- In a large measuring cup, whisk together golden syrup, vegetable oil, and alkaline water.
- Add the mixture to flour. Using a rubber spatula, fold and combine everything into a soft, smooth dough. Do not overwork the dough.
- Cover the dough and let it rest in the refrigerator for an hour.
- Preheat oven to 325F.
- Weigh out 35g scoops of taro filling and gently shape each portion into balls. If using salted egg yolks, you want the taro filling and salted egg yolk to add up to 35g.
- Weigh out the dough into 15g pieces. Keep any leftover dough to use for mending when dough cracks during shaping process.
- Take one of the taro balls and make a deep well in the middle. Insert one salted duck egg yolk into the well. Close the top and reshape into a ball, trying to make sure the egg yolk is as centred as possible. Repeat for the remaining portions of filling.

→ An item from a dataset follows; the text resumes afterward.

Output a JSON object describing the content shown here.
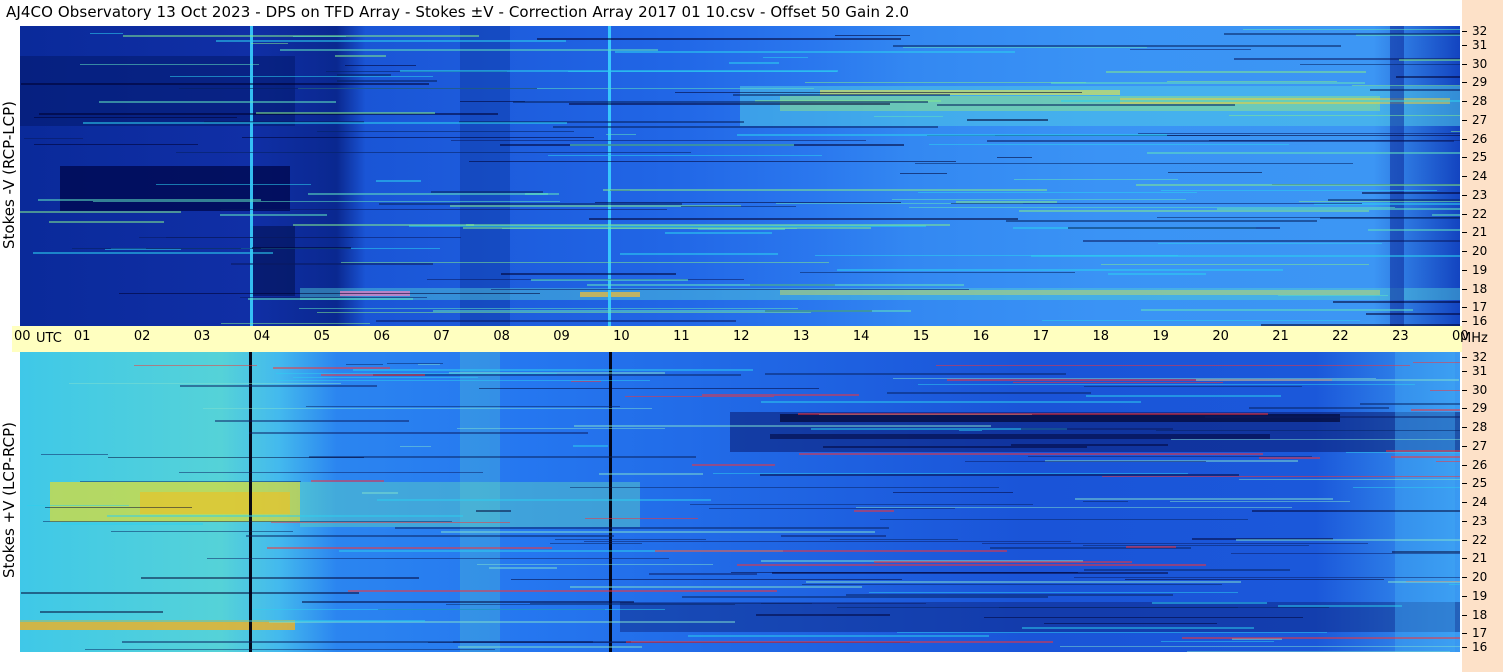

- Lightly dust mooncake wrapper dough balls with flour. Roll out dough ball between two pieces of parchment paper into a 4-inch round.
- Put one ball of the taro filling at the centre of the rolled out dough. Carefully use the parchment paper to fold the dough onto the filling so that it wraps around the filling. It is okay if your dough cracks — we can reshape it and patch any holes with the reserved dough.
- Turn the opening side up and slowly press together to close the opening, covering all surfaces of the filling. Keep the distribution of dough as even as possible.
- Using a brush, dust mooncake mold with flour. Place assembled dough ball into the mold. With the mold facing upwards, apply gentle pressure to shape the dough ball into the mold cavity. Flip the mold over and press the mooncake down with the top pressure bar. Gently guide the mooncake out of the mold.
- Place moon cakes onto a parchment-lined baking sheet.
- Using a spray bottle, gently mist the moon cakes with water. Alternatively you can very gently use a pastry brush to brush on a very thin layer of water onto the top of the moon cakes. This will prevent the moon cakes from cracking when baking.
- Immediately put the mooncakes in the oven and bake for 5 minutes.
- While the mooncakes are baking, prepare the egg wash by whisking together egg yolk and water.
- Once five minutes are up, take mooncakes out of the oven and place on a wire rack. Brush a thin layer of egg wash onto the mooncakes, making sure there are no large puddles of egg wash. Large wells of egg wash will make your moon cake design less defined.
- Bake for an additional 15 – 20 minutes until deep golden brown.
- Remove mooncakes from oven. The mooncakes will look dry at this point (vs. the glossy sheen of moon cakes from the store). Store the cooled mooncakes in an airtight container for a day and the skin will develop the glossy finish we associate with traditional mooncakes. You will start to see this sheen develop within the first couple of hours.